Lion’s tale: A garden grows on campus
The Bonner Center for Civic and Community Engagement’s Demonstration Garden is a 2,000-square-foot plot that bears over two-dozen types of vegetables, herbs, and flowers, many of which have been harvested and delivered to local aid centers.
Year after year, the Bonner Center for Civic and Community Engagement devises fresh and visible ways of linking TCNJ’s students to the greater Trenton public. Its most recent project is the Demonstration Garden, a 2,000-square-foot plot that bears over two-dozen types of vegetables, herbs, and flowers, many of which have been harvested and delivered to local aid centers.
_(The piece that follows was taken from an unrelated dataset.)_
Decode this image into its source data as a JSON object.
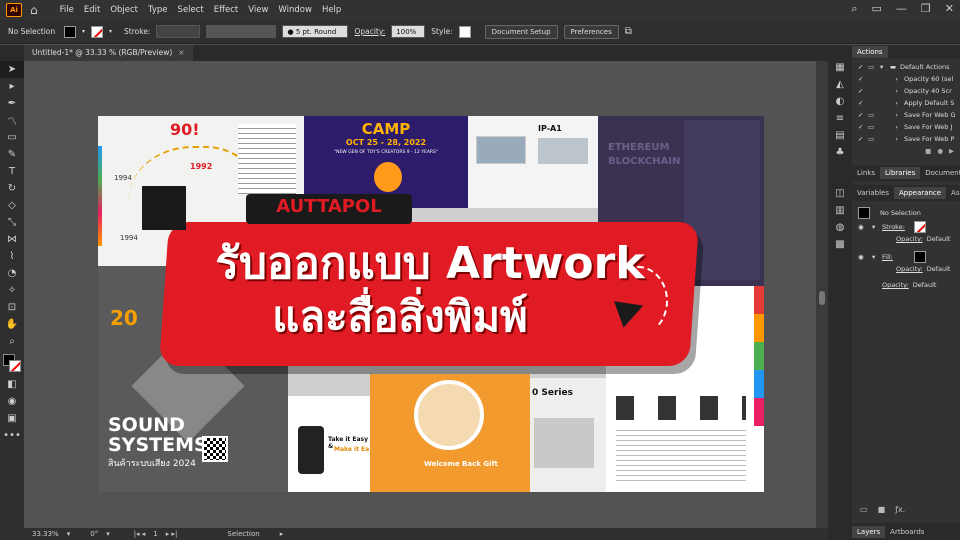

The garden, sited between Lakes Ceva and Sylva, grew out of a cross-campus collaboration that started in spring 2009. Over the past year, the Bonner Center worked with students and professors of gender studies, biology, and engineering, as well as representatives from local nonprofit Isles, Inc., to develop the garden concept, locate arable soil, and design the enclosure.
The first seeds were planted on April 24. Since then, student and staff volunteers have carefully tended to the patch and kept an online log of their activities (http://tcnjserves.pbworks.com). They’ve been mulching, weeding, watering, and planting new produce—onions, tomatoes, carrots, and beets, just to name a few. In June, they cropped lettuce, basil, and parsley for the Trenton Area Soup Kitchen, beginning a food-security effort that fanned out as new vegetables took root.
The Demonstration Garden gives students, including freshmen looking to complete their requisite community service, a chance to help those in need in the most essential way. But just as importantly, the garden has become an example of sustainability and a center for environmental education. As one of the campus’ greenest areas, the lakeside garden space serves as a meeting ground for campus-goers and an outdoor classroom for urban students and their college-aged mentors.
Posted on August 19, 2010